> [Work request] No pictures go in the copy; everything else in the records below must be output exactly.

======== Dataset excerpts

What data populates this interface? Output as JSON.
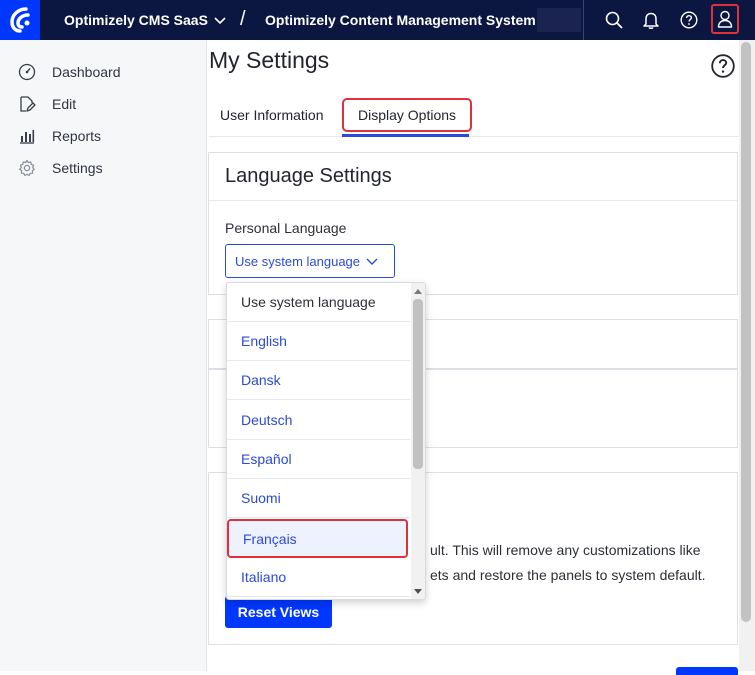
{
  "topbar": {
    "product": "Optimizely CMS SaaS",
    "separator": "/",
    "app_title": "Optimizely Content Management System",
    "icons": [
      "logo-icon",
      "search-icon",
      "bell-icon",
      "help-icon",
      "user-icon"
    ]
  },
  "sidebar": {
    "items": [
      {
        "label": "Dashboard",
        "icon": "dashboard-icon"
      },
      {
        "label": "Edit",
        "icon": "edit-icon"
      },
      {
        "label": "Reports",
        "icon": "reports-icon"
      },
      {
        "label": "Settings",
        "icon": "settings-icon"
      }
    ]
  },
  "main": {
    "title": "My Settings",
    "tabs": [
      {
        "label": "User Information"
      },
      {
        "label": "Display Options"
      }
    ],
    "language_settings": {
      "title": "Language Settings",
      "field_label": "Personal Language",
      "selected": "Use system language"
    },
    "reset": {
      "text_line1": "ult. This will remove any customizations like",
      "text_line2": "ets and restore the panels to system default.",
      "button": "Reset Views"
    }
  },
  "dropdown": {
    "options": [
      "Use system language",
      "English",
      "Dansk",
      "Deutsch",
      "Español",
      "Suomi",
      "Français",
      "Italiano"
    ],
    "highlighted": "Français"
  },
  "colors": {
    "topbar": "#0b1641",
    "brand_blue": "#0037ff",
    "link_blue": "#2a4ad8",
    "highlight_red": "#e0313b"
  }
}
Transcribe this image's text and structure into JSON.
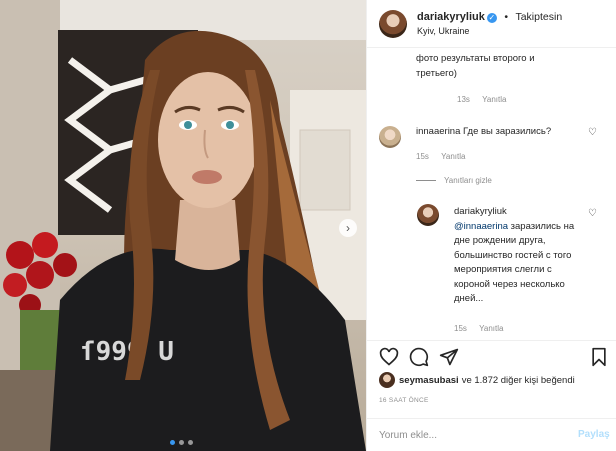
{
  "post": {
    "author": "dariakyryliuk",
    "follow_status": "Takiptesin",
    "location": "Kyiv, Ukraine"
  },
  "comments": [
    {
      "text": "фото результаты второго и третьего)",
      "time": "13s",
      "reply": "Yanıtla"
    },
    {
      "author": "innaaerina",
      "text": "Где вы заразились?",
      "time": "15s",
      "reply": "Yanıtla"
    }
  ],
  "hide_replies": "Yanıtları gizle",
  "reply_comment": {
    "author": "dariakyryliuk",
    "mention": "@innaaerina",
    "text": "заразились на дне рождении друга, большинство гостей с того мероприятия слегли с короной через несколько дней...",
    "time": "15s",
    "reply": "Yanıtla"
  },
  "likes": {
    "user": "seymasubasi",
    "text": "ve 1.872 diğer kişi beğendi"
  },
  "time_ago": "16 SAAT ÖNCE",
  "add_comment": {
    "placeholder": "Yorum ekle...",
    "post_label": "Paylaş"
  },
  "icons": [
    "verified-badge-icon",
    "heart-icon",
    "comment-icon",
    "share-icon",
    "bookmark-icon",
    "chevron-right-icon"
  ],
  "colors": {
    "link": "#00376b",
    "accent": "#3897f0",
    "muted": "#8e8e8e"
  }
}
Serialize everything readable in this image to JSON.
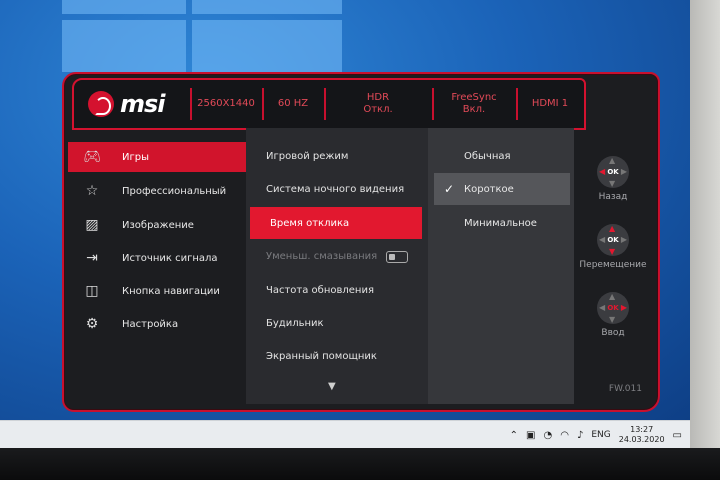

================

> [Task solution]
What data populates this interface? Output as JSON.
{
  "topbar": {
    "product": "Optimizely CMS SaaS",
    "separator": "/",
    "app_title": "Optimizely Content Management System",
    "icons": [
      "logo-icon",
      "search-icon",
      "bell-icon",
      "help-icon",
      "user-icon"
    ]
  },
  "sidebar": {
    "items": [
      {
        "label": "Dashboard",
        "icon": "dashboard-icon"
      },
      {
        "label": "Edit",
        "icon": "edit-icon"
      },
      {
        "label": "Reports",
        "icon": "reports-icon"
      },
      {
        "label": "Settings",
        "icon": "settings-icon"
      }
    ]
  },
  "main": {
    "title": "My Settings",
    "tabs": [
      {
        "label": "User Information"
      },
      {
        "label": "Display Options"
      }
    ],
    "language_settings": {
      "title": "Language Settings",
      "field_label": "Personal Language",
      "selected": "Use system language"
    },
    "reset": {
      "text_line1": "ult. This will remove any customizations like",
      "text_line2": "ets and restore the panels to system default.",
      "button": "Reset Views"
    }
  },
  "dropdown": {
    "options": [
      "Use system language",
      "English",
      "Dansk",
      "Deutsch",
      "Español",
      "Suomi",
      "Français",
      "Italiano"
    ],
    "highlighted": "Français"
  },
  "colors": {
    "topbar": "#0b1641",
    "brand_blue": "#0037ff",
    "link_blue": "#2a4ad8",
    "highlight_red": "#e0313b"
  }
}
Transcribe this image's text and structure into JSON.
{
  "post": {
    "author": "dariakyryliuk",
    "follow_status": "Takiptesin",
    "location": "Kyiv, Ukraine"
  },
  "comments": [
    {
      "text": "фото результаты второго и третьего)",
      "time": "13s",
      "reply": "Yanıtla"
    },
    {
      "author": "innaaerina",
      "text": "Где вы заразились?",
      "time": "15s",
      "reply": "Yanıtla"
    }
  ],
  "hide_replies": "Yanıtları gizle",
  "reply_comment": {
    "author": "dariakyryliuk",
    "mention": "@innaaerina",
    "text": "заразились на дне рождении друга, большинство гостей с того мероприятия слегли с короной через несколько дней...",
    "time": "15s",
    "reply": "Yanıtla"
  },
  "likes": {
    "user": "seymasubasi",
    "text": "ve 1.872 diğer kişi beğendi"
  },
  "time_ago": "16 SAAT ÖNCE",
  "add_comment": {
    "placeholder": "Yorum ekle...",
    "post_label": "Paylaş"
  },
  "icons": [
    "verified-badge-icon",
    "heart-icon",
    "comment-icon",
    "share-icon",
    "bookmark-icon",
    "chevron-right-icon"
  ],
  "colors": {
    "link": "#00376b",
    "accent": "#3897f0",
    "muted": "#8e8e8e"
  }
}
Serialize everything readable in this image to JSON.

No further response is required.